◆ **REQUIRED ACTION**:
Where the string "JSON" occurs in the material below, report the whole line.

*-*-*

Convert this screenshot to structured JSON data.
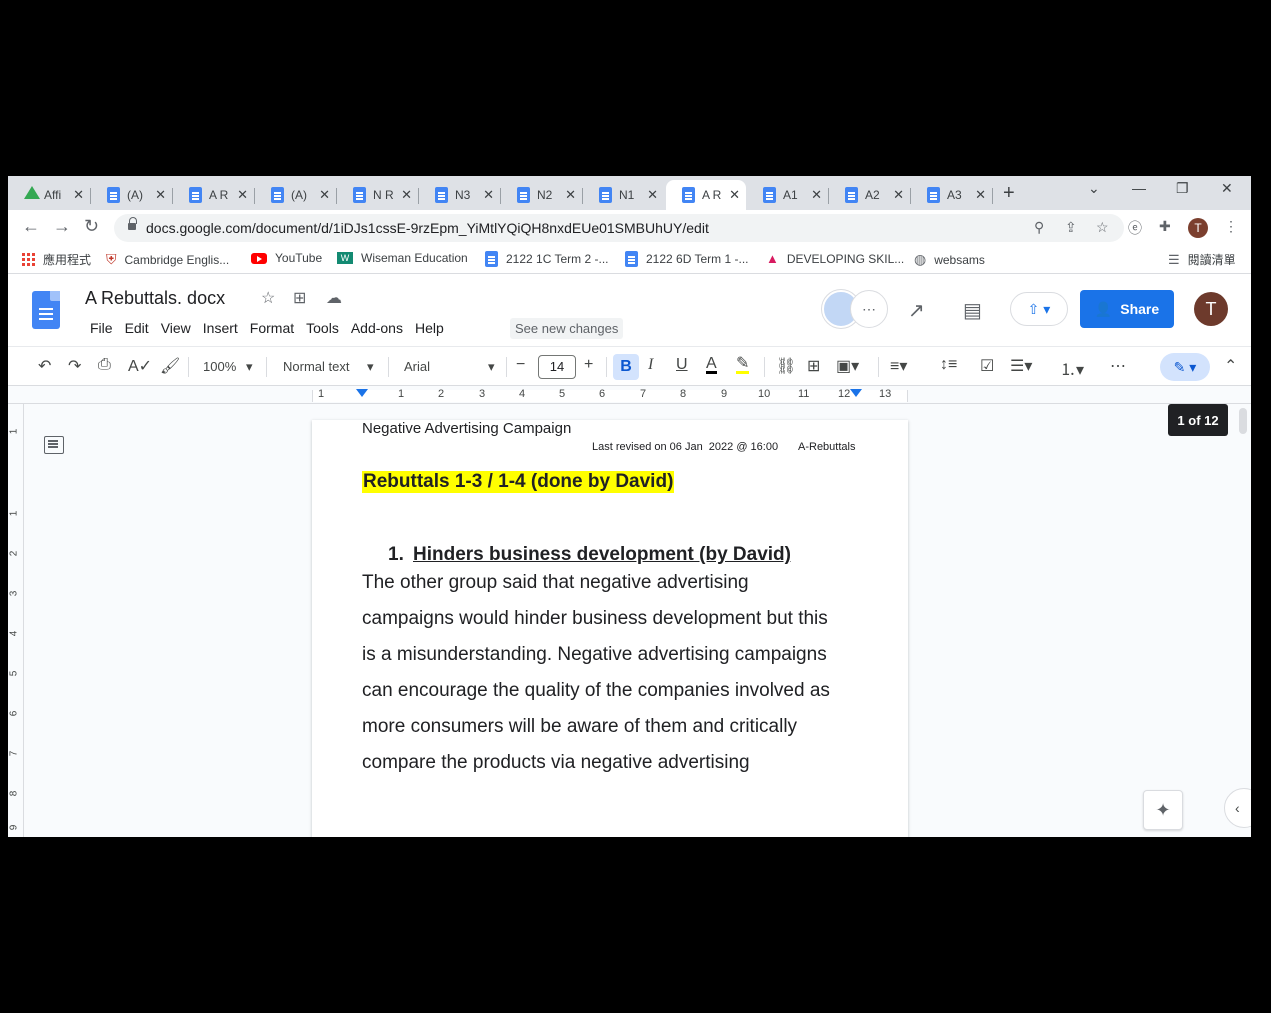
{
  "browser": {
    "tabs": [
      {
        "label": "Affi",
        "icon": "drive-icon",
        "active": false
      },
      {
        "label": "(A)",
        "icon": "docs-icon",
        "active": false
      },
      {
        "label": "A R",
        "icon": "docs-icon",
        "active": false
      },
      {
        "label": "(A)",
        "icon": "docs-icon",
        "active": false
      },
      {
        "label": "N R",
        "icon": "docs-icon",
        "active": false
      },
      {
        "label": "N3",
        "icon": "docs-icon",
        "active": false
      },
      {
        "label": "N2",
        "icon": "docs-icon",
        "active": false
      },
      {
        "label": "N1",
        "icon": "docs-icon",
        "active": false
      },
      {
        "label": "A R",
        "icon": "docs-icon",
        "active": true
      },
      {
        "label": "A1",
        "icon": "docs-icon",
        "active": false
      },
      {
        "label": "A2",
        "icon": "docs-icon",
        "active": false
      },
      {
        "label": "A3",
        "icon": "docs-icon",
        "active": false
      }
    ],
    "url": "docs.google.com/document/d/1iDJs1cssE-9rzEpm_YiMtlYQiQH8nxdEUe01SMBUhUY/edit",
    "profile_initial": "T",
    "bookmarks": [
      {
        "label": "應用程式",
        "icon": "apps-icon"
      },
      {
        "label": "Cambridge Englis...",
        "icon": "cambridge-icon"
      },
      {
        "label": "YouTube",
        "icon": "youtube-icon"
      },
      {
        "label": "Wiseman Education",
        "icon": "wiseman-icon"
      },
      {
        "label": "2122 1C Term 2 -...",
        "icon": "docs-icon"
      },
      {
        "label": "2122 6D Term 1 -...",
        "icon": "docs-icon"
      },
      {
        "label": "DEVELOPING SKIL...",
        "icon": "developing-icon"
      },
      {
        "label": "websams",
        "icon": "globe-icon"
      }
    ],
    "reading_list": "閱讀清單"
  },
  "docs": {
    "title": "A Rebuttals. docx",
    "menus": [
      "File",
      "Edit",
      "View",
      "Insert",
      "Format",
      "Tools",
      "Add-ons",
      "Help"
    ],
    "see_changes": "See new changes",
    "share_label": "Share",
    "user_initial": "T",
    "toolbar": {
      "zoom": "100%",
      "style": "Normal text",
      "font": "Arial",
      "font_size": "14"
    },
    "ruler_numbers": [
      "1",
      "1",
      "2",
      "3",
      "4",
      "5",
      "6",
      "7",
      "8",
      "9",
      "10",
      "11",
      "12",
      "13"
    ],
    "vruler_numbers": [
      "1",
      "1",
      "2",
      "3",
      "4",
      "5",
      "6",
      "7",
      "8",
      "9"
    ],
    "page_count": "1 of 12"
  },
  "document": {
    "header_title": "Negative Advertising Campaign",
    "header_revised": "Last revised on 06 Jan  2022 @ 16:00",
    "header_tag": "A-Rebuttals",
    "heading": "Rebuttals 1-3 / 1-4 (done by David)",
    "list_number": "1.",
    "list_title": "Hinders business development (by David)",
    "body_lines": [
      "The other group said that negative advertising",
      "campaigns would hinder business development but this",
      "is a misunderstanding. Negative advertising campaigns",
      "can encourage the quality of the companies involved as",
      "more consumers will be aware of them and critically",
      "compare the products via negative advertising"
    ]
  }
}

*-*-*

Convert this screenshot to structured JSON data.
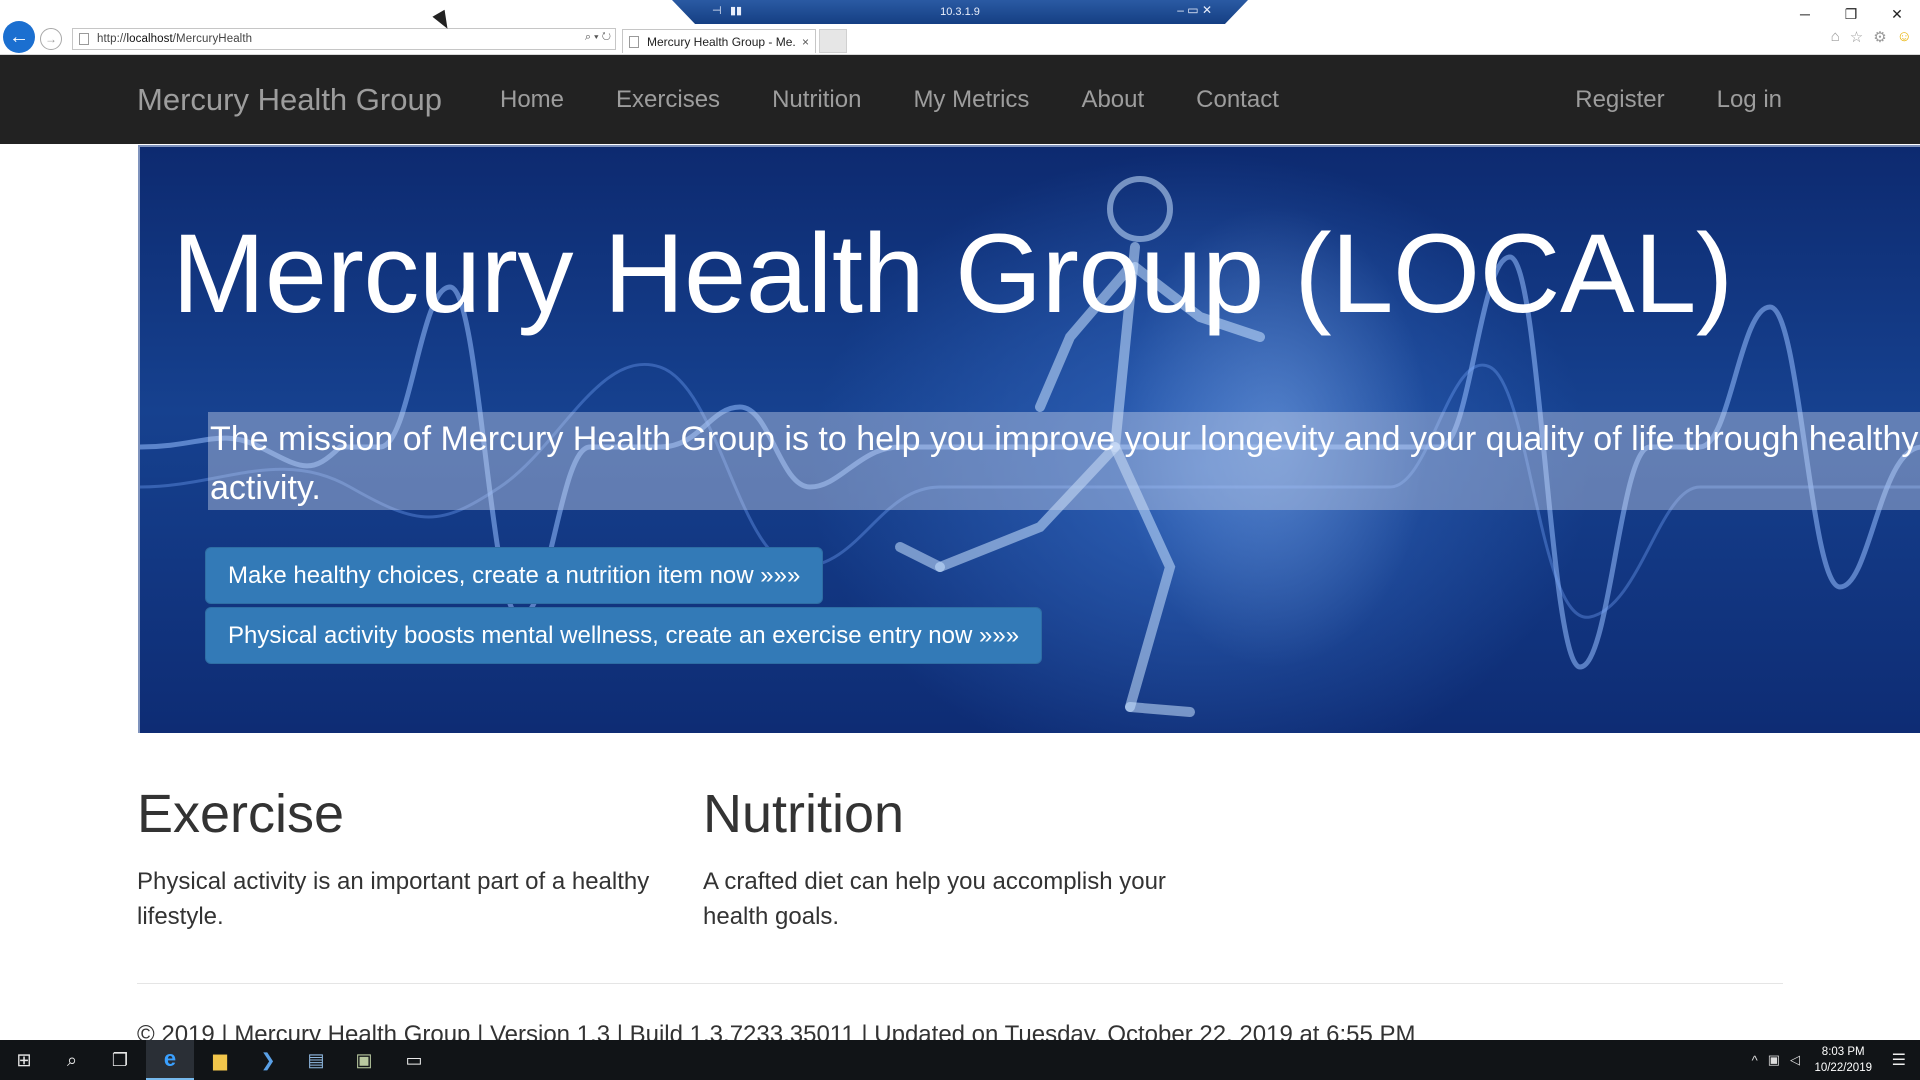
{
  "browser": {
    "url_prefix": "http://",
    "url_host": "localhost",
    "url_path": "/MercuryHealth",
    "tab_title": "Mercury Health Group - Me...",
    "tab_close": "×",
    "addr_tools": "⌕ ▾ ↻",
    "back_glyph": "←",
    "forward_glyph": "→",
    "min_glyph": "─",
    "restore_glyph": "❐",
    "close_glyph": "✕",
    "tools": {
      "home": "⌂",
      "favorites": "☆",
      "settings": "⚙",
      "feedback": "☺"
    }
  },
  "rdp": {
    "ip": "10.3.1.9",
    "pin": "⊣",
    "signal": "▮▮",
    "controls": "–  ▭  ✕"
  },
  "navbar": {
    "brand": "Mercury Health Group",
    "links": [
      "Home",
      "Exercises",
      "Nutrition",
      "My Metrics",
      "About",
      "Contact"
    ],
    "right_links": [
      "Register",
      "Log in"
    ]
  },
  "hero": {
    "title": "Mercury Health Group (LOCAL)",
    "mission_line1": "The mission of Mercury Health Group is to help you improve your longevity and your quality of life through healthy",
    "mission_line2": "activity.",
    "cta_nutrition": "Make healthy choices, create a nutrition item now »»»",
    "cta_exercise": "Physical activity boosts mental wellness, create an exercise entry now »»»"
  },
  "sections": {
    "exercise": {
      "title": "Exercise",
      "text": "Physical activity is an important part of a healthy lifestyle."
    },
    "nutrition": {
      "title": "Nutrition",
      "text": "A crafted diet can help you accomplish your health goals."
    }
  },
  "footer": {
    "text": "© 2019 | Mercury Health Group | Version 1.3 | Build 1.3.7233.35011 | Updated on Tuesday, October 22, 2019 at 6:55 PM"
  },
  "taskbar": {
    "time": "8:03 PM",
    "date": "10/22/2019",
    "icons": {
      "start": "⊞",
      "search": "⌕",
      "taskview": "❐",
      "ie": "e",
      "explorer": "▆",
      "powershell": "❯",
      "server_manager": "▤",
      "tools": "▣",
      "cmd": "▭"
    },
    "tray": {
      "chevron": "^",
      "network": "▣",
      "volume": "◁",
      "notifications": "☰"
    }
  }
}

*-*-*

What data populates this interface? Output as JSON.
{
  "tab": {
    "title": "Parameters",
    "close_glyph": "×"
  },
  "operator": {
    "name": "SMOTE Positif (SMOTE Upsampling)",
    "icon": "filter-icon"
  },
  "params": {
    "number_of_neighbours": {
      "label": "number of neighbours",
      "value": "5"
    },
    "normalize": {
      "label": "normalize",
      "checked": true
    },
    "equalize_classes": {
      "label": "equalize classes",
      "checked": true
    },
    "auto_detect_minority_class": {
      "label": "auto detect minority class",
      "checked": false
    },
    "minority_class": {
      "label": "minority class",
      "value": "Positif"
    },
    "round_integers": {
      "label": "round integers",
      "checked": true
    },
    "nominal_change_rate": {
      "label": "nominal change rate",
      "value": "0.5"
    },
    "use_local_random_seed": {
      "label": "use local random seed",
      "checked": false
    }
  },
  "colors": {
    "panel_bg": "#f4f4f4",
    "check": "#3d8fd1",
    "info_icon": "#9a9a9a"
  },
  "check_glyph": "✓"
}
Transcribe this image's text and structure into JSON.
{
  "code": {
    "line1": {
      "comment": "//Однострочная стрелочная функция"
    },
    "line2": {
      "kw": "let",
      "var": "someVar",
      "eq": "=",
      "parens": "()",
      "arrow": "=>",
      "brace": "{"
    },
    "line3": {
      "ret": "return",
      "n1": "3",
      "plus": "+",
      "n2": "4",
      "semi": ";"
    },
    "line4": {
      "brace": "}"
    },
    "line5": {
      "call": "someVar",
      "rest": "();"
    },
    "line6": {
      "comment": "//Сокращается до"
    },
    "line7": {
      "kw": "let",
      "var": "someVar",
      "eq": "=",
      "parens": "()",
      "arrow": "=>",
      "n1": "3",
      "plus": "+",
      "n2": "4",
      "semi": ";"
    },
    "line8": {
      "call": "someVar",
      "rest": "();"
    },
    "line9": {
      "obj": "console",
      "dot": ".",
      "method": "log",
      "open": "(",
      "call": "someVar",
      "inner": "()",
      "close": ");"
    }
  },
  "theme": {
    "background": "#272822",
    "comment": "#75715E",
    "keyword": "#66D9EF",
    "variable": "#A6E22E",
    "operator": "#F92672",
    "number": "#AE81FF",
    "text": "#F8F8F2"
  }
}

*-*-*

◆ **SOLVED PROBLEM**:
Convert this screenshot to structured JSON data.
Convert this screenshot to structured JSON data.
What data populates this interface? Output as JSON.
Transcribe this image's text and structure into JSON.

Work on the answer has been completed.